FINANCIAL DISTRICT — A new, expansive area where children can swing, dangle and slide is on its way to The Battery.
The Battery Conservancy is planning a $14 million overhaul of its run-down playground, a space that never fully recovered from Hurricane Sandy's destructive floods nearly four years ago.
The revamped "Playscape" will be a "really unique, special addition for the growing number of families Downtown," Warrie Price, the president of The Battery Conservancy, told DNAinfo New York. "The expansion is so important to the community — we're building for now and for the long-term future."
The upgraded playground will triple its current size, and take up about 1.4 acres, Price said, and, unlike many other playgrounds in the city, the space will be filled with greenery — "rain gardens" that will more efficiently "bounce back" from heavy rains and water runoff.
Price says the innovate design creates a playground that seems built into a natural setting — five slides of varying sizes for different ages are made from stone in the "Adventure Bluffs," while elevated playhouses will be built within the tree canopy.
BKSK Architects and Starr Whitehouse Landscape Architects and Planners rendering
The playground will also be home to the "Jewel Box" — a theater space where can children can put on their own shows, with puppets and marionettes on hand "to add some more magic" to the space, Price said. Along with a more inventive and weather resilient design, the new grounds will be better equipped to accommodate handicapped children as well, Price said.

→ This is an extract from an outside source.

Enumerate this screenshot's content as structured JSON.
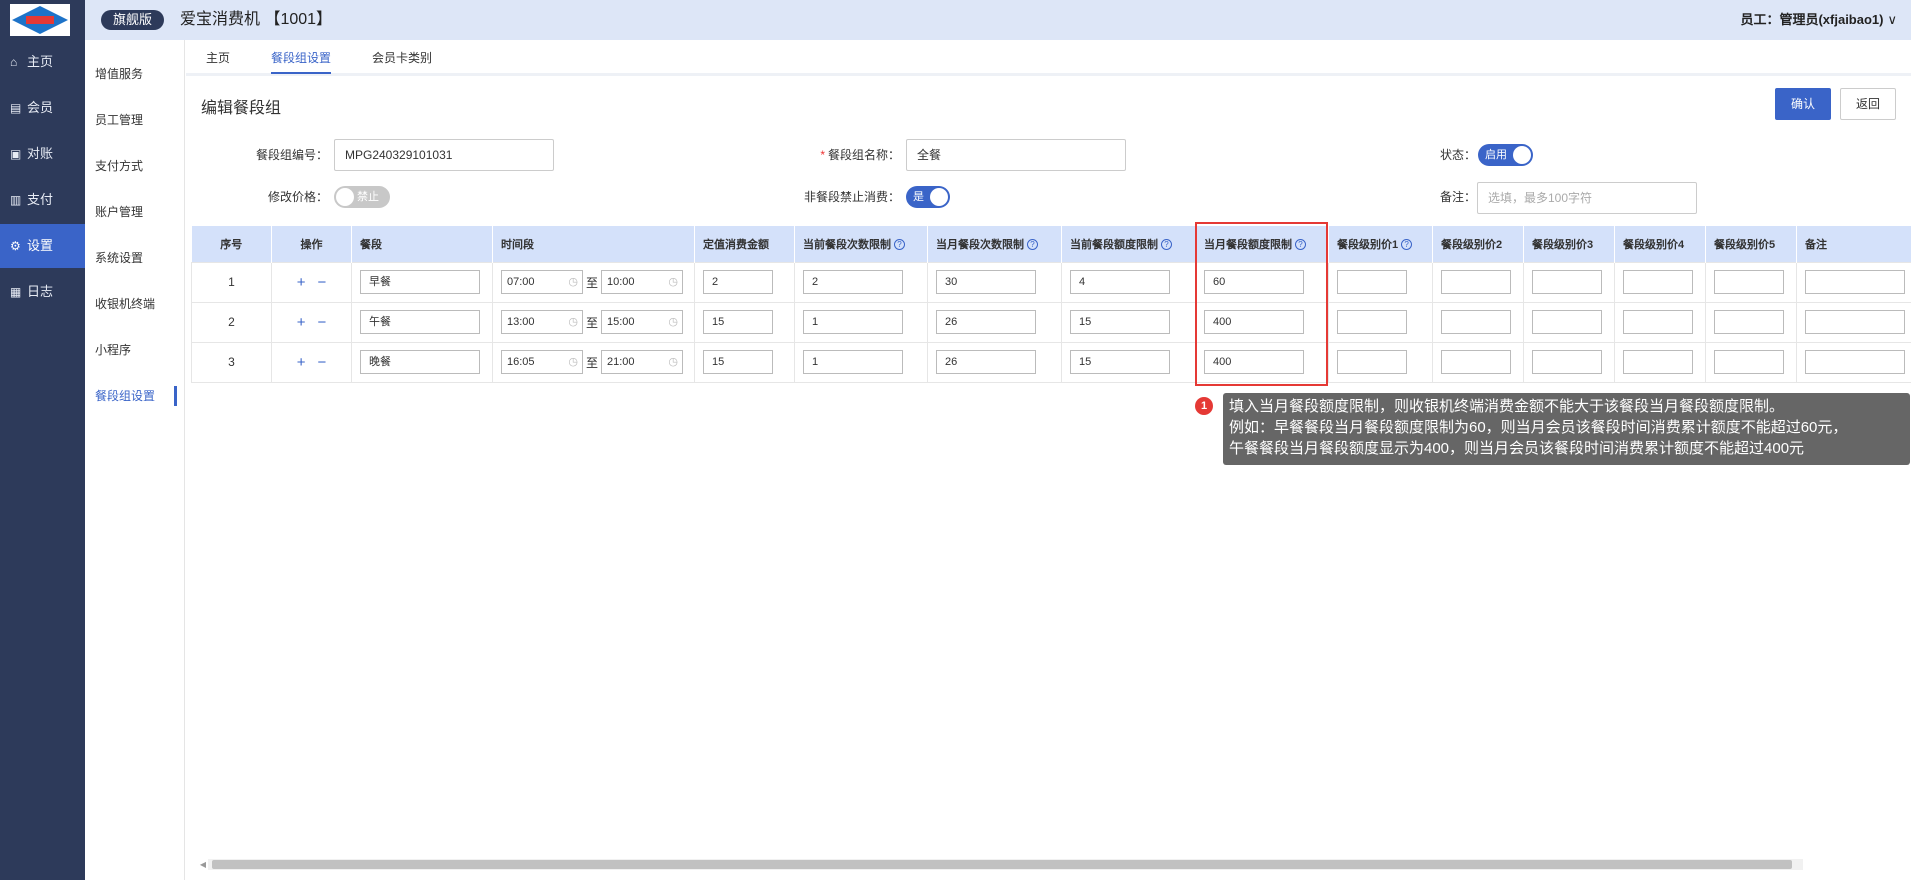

BKSK Architects and Starr Whitehouse Landscape Architects and Planners rendering of the Jewel Box theater
The sweeping reconstruction is still in the planning phase, and needs approval from the Public Design Commission to move forward — something the conservancy hopes they will get this July. If scheduling goes according to plan, construction on the project would begin in about a year, and the playground will be ready for the public in 2019.
The Playscape is being built with mostly private conservancy funds, as well as $6 million awarded through the Lower Manhattan Development Corporation.

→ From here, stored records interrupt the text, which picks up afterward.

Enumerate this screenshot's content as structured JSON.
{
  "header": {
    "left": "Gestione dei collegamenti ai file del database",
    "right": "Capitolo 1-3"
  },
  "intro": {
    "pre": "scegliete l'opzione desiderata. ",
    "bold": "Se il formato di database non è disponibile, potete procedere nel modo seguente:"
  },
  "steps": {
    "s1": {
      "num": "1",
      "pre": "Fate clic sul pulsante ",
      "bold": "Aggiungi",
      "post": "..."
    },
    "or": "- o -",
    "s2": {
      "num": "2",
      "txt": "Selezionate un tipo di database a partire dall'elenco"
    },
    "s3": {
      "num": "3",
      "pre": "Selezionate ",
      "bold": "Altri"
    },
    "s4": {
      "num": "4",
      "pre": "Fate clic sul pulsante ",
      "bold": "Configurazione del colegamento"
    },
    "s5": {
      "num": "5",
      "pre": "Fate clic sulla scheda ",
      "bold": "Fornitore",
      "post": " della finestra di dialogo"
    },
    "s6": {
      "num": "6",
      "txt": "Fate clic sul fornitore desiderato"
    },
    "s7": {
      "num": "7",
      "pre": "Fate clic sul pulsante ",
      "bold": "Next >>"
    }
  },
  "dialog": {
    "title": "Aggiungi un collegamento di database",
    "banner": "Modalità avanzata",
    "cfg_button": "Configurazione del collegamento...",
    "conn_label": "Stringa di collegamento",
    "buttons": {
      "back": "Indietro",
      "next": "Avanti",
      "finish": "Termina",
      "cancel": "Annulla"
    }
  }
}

"We know this will be a beautiful, innovate space," Price said. "A place filled with plants, shubbery and horticulture — a healthy, fun environment for children to play in."